Here's a decision of the California Supreme Court that I very much like, notwithstanding the fact that I have no particularly strong feelings at all about the result (which involves a difficult issue of statutory interpretation of Section 1387(a) of the Penal Code).

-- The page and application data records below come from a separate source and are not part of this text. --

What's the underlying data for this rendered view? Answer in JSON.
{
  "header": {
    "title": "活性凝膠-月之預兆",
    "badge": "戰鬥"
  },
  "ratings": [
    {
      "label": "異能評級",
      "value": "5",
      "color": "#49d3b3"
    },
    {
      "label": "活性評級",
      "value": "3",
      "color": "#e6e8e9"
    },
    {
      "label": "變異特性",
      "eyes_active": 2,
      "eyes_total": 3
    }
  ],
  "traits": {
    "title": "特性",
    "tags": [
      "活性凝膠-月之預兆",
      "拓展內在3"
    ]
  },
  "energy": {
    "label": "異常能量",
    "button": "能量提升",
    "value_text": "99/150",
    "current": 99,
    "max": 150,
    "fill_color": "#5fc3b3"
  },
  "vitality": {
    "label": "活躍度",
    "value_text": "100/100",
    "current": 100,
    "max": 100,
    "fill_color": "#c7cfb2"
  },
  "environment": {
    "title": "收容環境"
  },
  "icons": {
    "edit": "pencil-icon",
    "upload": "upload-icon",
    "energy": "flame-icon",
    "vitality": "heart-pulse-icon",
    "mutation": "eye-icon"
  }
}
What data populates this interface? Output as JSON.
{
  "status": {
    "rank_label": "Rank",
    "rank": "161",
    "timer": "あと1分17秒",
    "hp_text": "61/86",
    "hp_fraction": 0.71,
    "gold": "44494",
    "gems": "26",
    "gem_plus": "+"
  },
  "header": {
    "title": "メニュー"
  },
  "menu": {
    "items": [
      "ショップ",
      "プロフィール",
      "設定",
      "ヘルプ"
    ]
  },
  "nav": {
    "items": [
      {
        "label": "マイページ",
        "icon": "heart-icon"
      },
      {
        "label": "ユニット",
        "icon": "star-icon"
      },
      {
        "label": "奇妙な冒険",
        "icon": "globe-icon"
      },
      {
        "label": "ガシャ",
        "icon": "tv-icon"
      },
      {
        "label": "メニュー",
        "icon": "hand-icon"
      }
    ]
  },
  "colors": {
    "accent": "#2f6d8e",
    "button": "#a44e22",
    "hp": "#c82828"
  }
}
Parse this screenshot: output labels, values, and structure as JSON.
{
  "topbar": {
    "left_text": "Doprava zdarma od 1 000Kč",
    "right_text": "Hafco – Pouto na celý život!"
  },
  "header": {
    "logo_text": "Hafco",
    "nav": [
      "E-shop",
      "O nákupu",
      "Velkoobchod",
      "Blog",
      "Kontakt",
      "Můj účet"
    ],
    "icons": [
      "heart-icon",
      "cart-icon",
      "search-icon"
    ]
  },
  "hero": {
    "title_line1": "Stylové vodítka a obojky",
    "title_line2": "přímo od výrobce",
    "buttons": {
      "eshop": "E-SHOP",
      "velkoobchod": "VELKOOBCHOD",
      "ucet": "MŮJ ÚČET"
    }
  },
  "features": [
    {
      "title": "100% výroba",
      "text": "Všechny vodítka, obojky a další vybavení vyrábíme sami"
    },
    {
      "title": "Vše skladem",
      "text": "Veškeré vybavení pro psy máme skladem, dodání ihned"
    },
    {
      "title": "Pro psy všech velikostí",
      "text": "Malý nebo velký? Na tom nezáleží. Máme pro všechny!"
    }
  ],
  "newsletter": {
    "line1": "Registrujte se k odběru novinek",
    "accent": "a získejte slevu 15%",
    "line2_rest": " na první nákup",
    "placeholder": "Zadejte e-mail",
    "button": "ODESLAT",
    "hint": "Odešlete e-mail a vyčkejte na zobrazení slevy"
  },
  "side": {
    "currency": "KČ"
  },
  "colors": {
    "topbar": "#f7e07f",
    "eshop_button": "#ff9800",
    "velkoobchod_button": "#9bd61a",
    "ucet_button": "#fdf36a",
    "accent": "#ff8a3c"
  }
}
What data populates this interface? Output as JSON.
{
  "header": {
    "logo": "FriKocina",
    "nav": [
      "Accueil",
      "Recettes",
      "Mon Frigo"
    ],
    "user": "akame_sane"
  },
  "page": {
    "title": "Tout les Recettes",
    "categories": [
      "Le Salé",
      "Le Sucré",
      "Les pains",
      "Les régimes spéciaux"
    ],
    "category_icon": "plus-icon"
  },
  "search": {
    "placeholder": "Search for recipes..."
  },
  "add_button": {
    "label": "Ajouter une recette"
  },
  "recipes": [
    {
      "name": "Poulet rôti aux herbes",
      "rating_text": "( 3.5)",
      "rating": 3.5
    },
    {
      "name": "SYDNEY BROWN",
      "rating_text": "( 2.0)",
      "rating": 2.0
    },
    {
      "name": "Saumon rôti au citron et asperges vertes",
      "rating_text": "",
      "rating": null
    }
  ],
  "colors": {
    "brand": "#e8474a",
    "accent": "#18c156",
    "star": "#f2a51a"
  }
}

What I like about Justice Werdegar's analysis here is that she's not bound herself to the type of mechanistic statutory analysis that's increasingly -- and, in my mind, distressingly -- in vogue. She recognizes that the statute in question is truly ambiguous: that we're not entirely sure to what the term "it" in the statute is meant to refer (i.e., whether that word refers to the previously dismissed charge or to the new charge). Rather than deciding the case by applying the type of hypertechnical grammatical analysis that only an elementary school teacher from hell would enjoy, she quotes and decides the case in a manner consistent with Justice Breyer's dissent in J.E.M. AG Supply, in which he noted that the rules of grammar and canons of construction are only tools -- that "[t]hose who write statutes seek to solve human problems [and] [f]idelity to their aims requires us to approach an interpretive problem not as if it were a purely logical game, like a Rubik's Cube, but as an effort to devine the human intent that underlies the statute."
Now, I haven't read the briefs or anything. Maybe Justice Werdeger got it wrong -- although the result she reaches seems entirely plausible to me. Regardless, I very much appreciated the manner in which she goes about resolving the case, which demonstrated (to me) both an appreciation for our common law tradition as well as a commonsense approach to statutory interpretation. Hurrah.